A Holocaust monument will be erected in the Dutch capital next year naming 102,000 victims of the Nazi occupation, giving long overdue recognition to those deported to death camps, campaigners said on Wednesday.
The “Holocaust Names Monument”, the first of its kind in the Netherlands, will be designed by Jewish American architect Daniel Libeskind. It is to be completed in 2015, 70 years after the end of World War Two, authorities in the city, home of Anne Frank’s house, said in a statement.
“In percentage terms, The Netherlands had the highest deportation rate in Western Europe, but there is no such monument here to honour their memory,” said Jacques Grishaver, chairman of the Dutch Auschwitz Committee.
“Their names had vanished into thin air. Now the family members of the victims will have a place to go and a name on a plaque to touch.”
Like similar monuments in other European cities, the Dutch memorial will list the full names of all 102,000 Jews, Roma and Sinti who were deported from the Netherlands to Nazi concentration and death camps, the committee said.
Among those deported from the Netherlands was Anne Frank, a Jewish teenager who hid in an Amsterdam canal house until being deported with her family.

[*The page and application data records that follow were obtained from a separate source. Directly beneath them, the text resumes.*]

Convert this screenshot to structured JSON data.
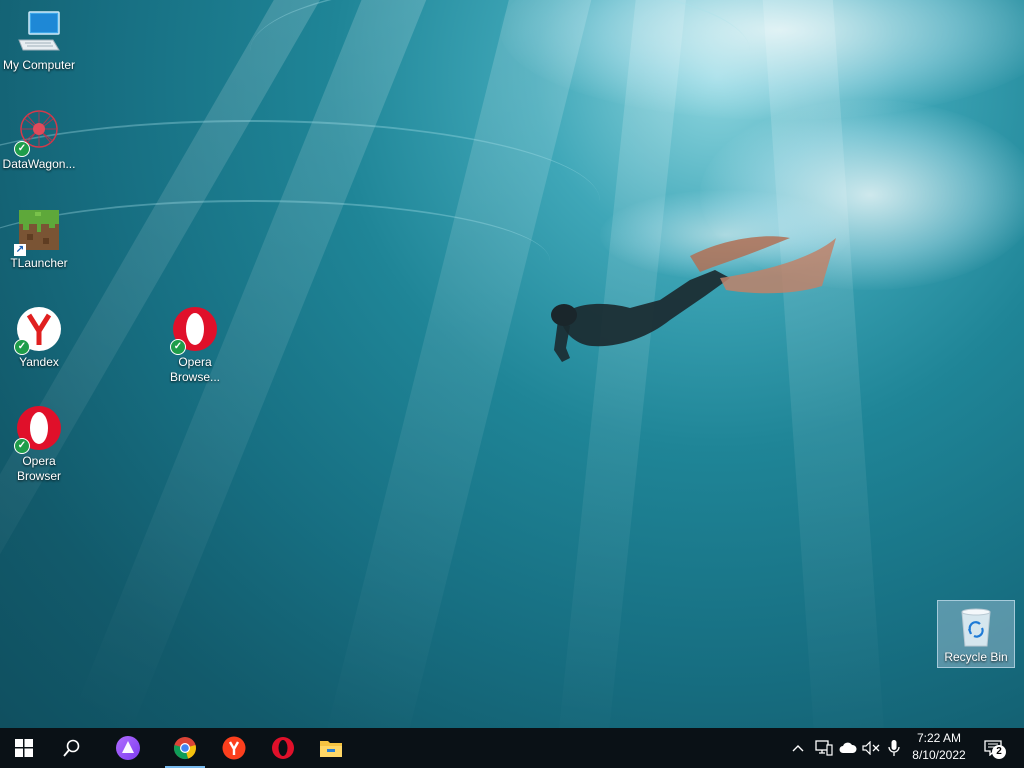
{
  "desktop": {
    "wallpaper": "underwater-diver",
    "icons": [
      {
        "label": "My Computer",
        "icon": "computer-icon",
        "status": "none"
      },
      {
        "label": "DataWagon...",
        "icon": "datawagon-icon",
        "status": "synced"
      },
      {
        "label": "TLauncher",
        "icon": "minecraft-block-icon",
        "status": "shortcut"
      },
      {
        "label": "Yandex",
        "icon": "yandex-browser-icon",
        "status": "synced"
      },
      {
        "label": "Opera Browse...",
        "icon": "opera-icon",
        "status": "synced"
      },
      {
        "label": "Opera Browser",
        "icon": "opera-icon",
        "status": "synced"
      },
      {
        "label": "Recycle Bin",
        "icon": "recycle-bin-icon",
        "status": "selected"
      }
    ]
  },
  "taskbar": {
    "start": "windows-start-icon",
    "search": "search-icon",
    "pinned": [
      "alice-assistant-icon",
      "chrome-icon",
      "yandex-browser-icon",
      "opera-icon",
      "file-explorer-icon"
    ],
    "tray": [
      "chevron-up-icon",
      "network-icon",
      "onedrive-cloud-icon",
      "speaker-muted-icon",
      "microphone-icon"
    ],
    "clock": {
      "time": "7:22 AM",
      "date": "8/10/2022"
    },
    "notification_count": "2"
  },
  "colors": {
    "taskbar_bg": "#0a1116",
    "opera_red": "#e0102a",
    "yandex_red": "#fc3f1d",
    "check_green": "#1f9d4a"
  }
}
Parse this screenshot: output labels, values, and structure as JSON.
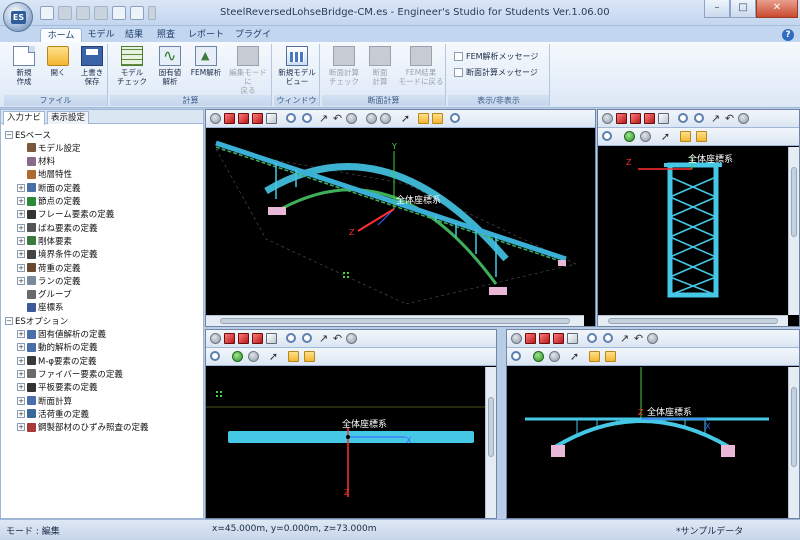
{
  "title": "SteelReversedLohseBridge-CM.es - Engineer's Studio for Students Ver.1.06.00",
  "app_badge": "ES",
  "ribbon_tabs": [
    "ホーム",
    "モデル",
    "結果",
    "照査",
    "レポート",
    "プラグイン"
  ],
  "ribbon_groups": {
    "file": {
      "label": "ファイル",
      "buttons": [
        "新規\n作成",
        "開く",
        "上書き\n保存"
      ]
    },
    "calc": {
      "label": "計算",
      "buttons": [
        "モデル\nチェック",
        "固有値\n解析",
        "FEM解析",
        "編集モードに\n戻る"
      ]
    },
    "window": {
      "label": "ウィンドウ",
      "buttons": [
        "新規モデル\nビュー"
      ]
    },
    "section_calc": {
      "label": "断面計算",
      "buttons": [
        "断面計算\nチェック",
        "断面\n計算",
        "FEM結果\nモードに戻る"
      ]
    },
    "display": {
      "label": "表示/非表示",
      "checks": [
        "FEM解析メッセージ",
        "断面計算メッセージ"
      ]
    }
  },
  "left_tabs": [
    "入力ナビ",
    "表示設定"
  ],
  "tree": [
    {
      "level": 0,
      "exp": "−",
      "label": "ESベース",
      "color": ""
    },
    {
      "level": 1,
      "exp": "",
      "label": "モデル設定",
      "color": "#7a5a3a"
    },
    {
      "level": 1,
      "exp": "",
      "label": "材料",
      "color": "#8a6a8a"
    },
    {
      "level": 1,
      "exp": "",
      "label": "地層特性",
      "color": "#b06a30"
    },
    {
      "level": 1,
      "exp": "+",
      "label": "断面の定義",
      "color": "#4a6ea8"
    },
    {
      "level": 1,
      "exp": "+",
      "label": "節点の定義",
      "color": "#2a8a3a"
    },
    {
      "level": 1,
      "exp": "+",
      "label": "フレーム要素の定義",
      "color": "#333333"
    },
    {
      "level": 1,
      "exp": "+",
      "label": "ばね要素の定義",
      "color": "#555555"
    },
    {
      "level": 1,
      "exp": "+",
      "label": "剛体要素",
      "color": "#3a7a3a"
    },
    {
      "level": 1,
      "exp": "+",
      "label": "境界条件の定義",
      "color": "#444444"
    },
    {
      "level": 1,
      "exp": "+",
      "label": "荷重の定義",
      "color": "#6a4a2a"
    },
    {
      "level": 1,
      "exp": "+",
      "label": "ランの定義",
      "color": "#7a8a9a"
    },
    {
      "level": 1,
      "exp": "",
      "label": "グループ",
      "color": "#6a6a6a"
    },
    {
      "level": 1,
      "exp": "",
      "label": "座標系",
      "color": "#3a5a9a"
    },
    {
      "level": 0,
      "exp": "−",
      "label": "ESオプション",
      "color": ""
    },
    {
      "level": 1,
      "exp": "+",
      "label": "固有値解析の定義",
      "color": "#4a6ea8"
    },
    {
      "level": 1,
      "exp": "+",
      "label": "動的解析の定義",
      "color": "#4a6ea8"
    },
    {
      "level": 1,
      "exp": "+",
      "label": "M-φ要素の定義",
      "color": "#3a3a3a"
    },
    {
      "level": 1,
      "exp": "+",
      "label": "ファイバー要素の定義",
      "color": "#6a6a6a"
    },
    {
      "level": 1,
      "exp": "+",
      "label": "平板要素の定義",
      "color": "#333333"
    },
    {
      "level": 1,
      "exp": "+",
      "label": "断面計算",
      "color": "#4a6ea8"
    },
    {
      "level": 1,
      "exp": "+",
      "label": "活荷重の定義",
      "color": "#3a6a9a"
    },
    {
      "level": 1,
      "exp": "+",
      "label": "鋼製部材のひずみ照査の定義",
      "color": "#a83a3a"
    }
  ],
  "viewport_labels": {
    "coord_system": "全体座標系",
    "axis_x": "X",
    "axis_y": "Y",
    "axis_z": "Z"
  },
  "status": {
    "mode": "モード : 編集",
    "coords": "x=45.000m, y=0.000m, z=73.000m",
    "sample": "*サンプルデータ"
  },
  "colors": {
    "bridge_main": "#45c7e6",
    "bridge_deck": "#3ab0d6",
    "bridge_bracing": "#3fae5a",
    "support": "#e9b8d6",
    "axis_red": "#ff3030",
    "axis_green": "#40d040",
    "axis_blue": "#4060ff"
  }
}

The monument will cost roughly 5 million euros ($6.9 million), which the committee hopes to pay for with donations from private individuals, corporations, foundations and governments.